When is the ideal time to start saving for retirement? As soon you start working!
"The earlier you start to save for the retirement the better," says Jamie Hopkins, professor of retirement planning at The American College of Financial Services.
How much to save is a personal choice, too, making it tough to calculate across the board.
"One of the biggest misconceptions about retirement planning is that there is a magic savings number that you can get to and be prepared for retirement," says Hopkins, noting as long as individuals start saving early enough, "you don't need to save more than 15 to 18 percent of your salary each year, but even that can be challenging.

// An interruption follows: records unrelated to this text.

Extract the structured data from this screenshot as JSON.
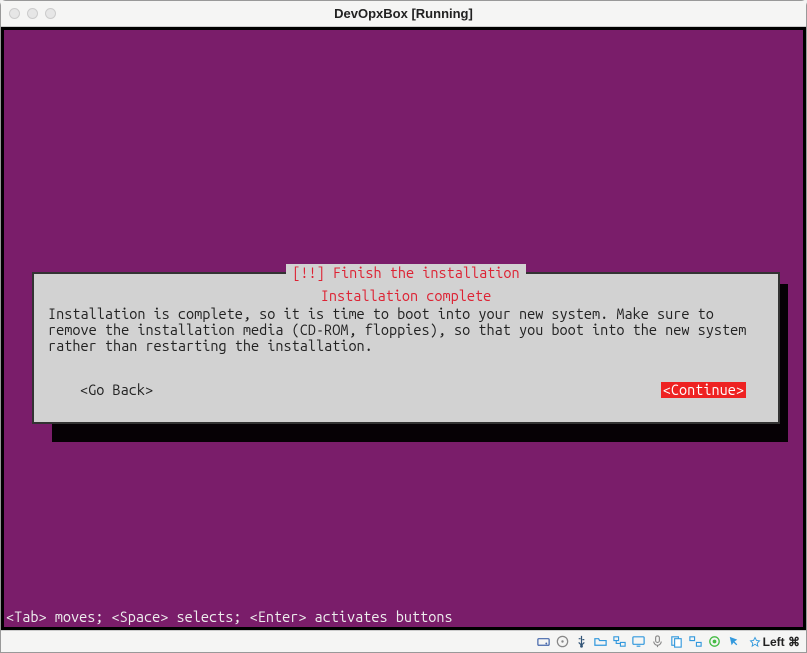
{
  "window": {
    "title_app": "DevOpxBox",
    "title_state": "[Running]"
  },
  "dialog": {
    "title": "[!!] Finish the installation",
    "subtitle": "Installation complete",
    "body": "Installation is complete, so it is time to boot into your new system. Make sure to remove the installation media (CD-ROM, floppies), so that you boot into the new system rather than restarting the installation.",
    "go_back": "<Go Back>",
    "continue": "<Continue>"
  },
  "hint": "<Tab> moves; <Space> selects; <Enter> activates buttons",
  "statusbar": {
    "hostkey_label": "Left ⌘"
  }
}
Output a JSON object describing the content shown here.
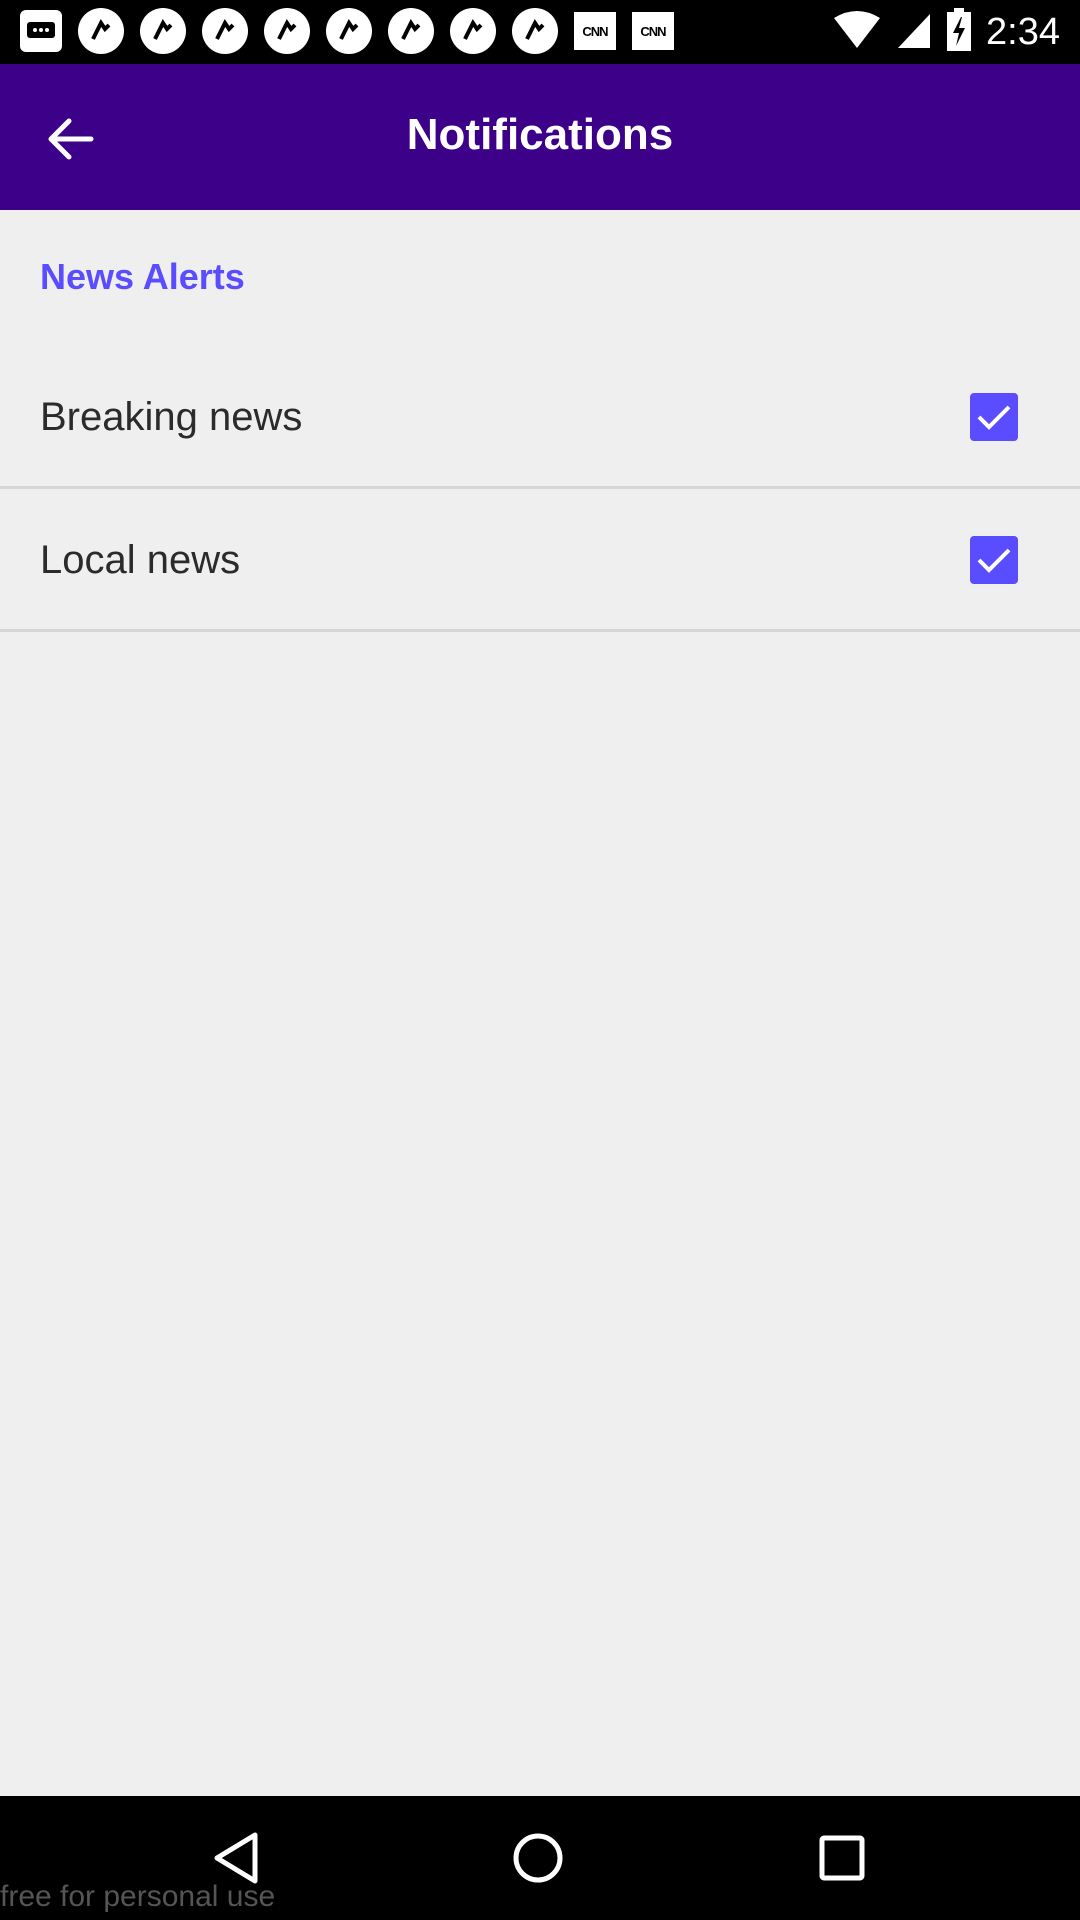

"The key here is start early, invest heavily in growth assets like equities and take advantage of tax-advantaged savings vehicles like 401(k)s and IRAs."
"If you plan through your life, you won't be in for a surprises at retirement," says Robert J. Pyle, a Certified Financial Planner with Diversified Asset Management Inc. By age 35, he says, individuals should have saved one time their salary.
By age 45, they should have saved 3.75 times their salary; by 55, they should have saved 7.5 times their salary.
"By age 65, you should have saved 10 times your salary," Pyle says, detailing, "If you are making $100,000 at age 65 and you have saved one million, then you can safely withdraw four percent or $40,000, which is 40 percent of your pre-retirement salary."
The longer a person waits to save for retirement the "harder it becomes to meet your savings goals," says Hopkins.
For example, he says if you only have 20 years to save, you'll want to save 30 percent of your yearly income in an 80 percent stock, 20 percent bonds mix to replace 50 percent of your income in retirement.
Comparatively, if you had 40 years to save, such as a 25-year-old planning to retire at 65, with that 80-20 mix, you'd only have to save between 6 and 8 percent of your income to replace 50 percent in retirement.
*Will You Be Ready? Follow This Retirement Savings Timeline
Financial adviser Dan Cunningham, founder of One Day In July, shares this retirement planning timeline:
--Age 18. "Your best investment is yourself," he says. "Work on your skills."
--Age 22. This is the time to contribute the maximum to your 401(k) or 403(b) plan at work and to invest in your Roth or IRA outside of work.
It's also when you should "learn to control personal spending," says Cunningham. "Money saved now will compound for 60 years or so."
Avoid actively managed mutual funds, he advises. Now is your chance to "learn the importance of index-fund investing and how to stay away from high financial fees."
--Age 30. Look at your savings and realize you'll be 40 before you know it.
"The money you save before age 40 is roughly equal to all you will save, for the rest of your life, after age 40, in terms of compounding returns," says Cunningham. "You have one decade left."
Watch your health, too, cautions Cunningham.
"Keep yourself in good physical shape; it will help reduce your health care bills later, or push them back in time," he says. "Health care is going to be one of your enormous expenses."
--Age 62. Get out your calculator! Cunningham says this is when you should figure out the optimal time to sign up for Social Security.
--Age 70. Even though you're retired, control your spending. "You may well live until your 90s," says Cunningham. "Save your money to give yourself a huge 100th birthday party!"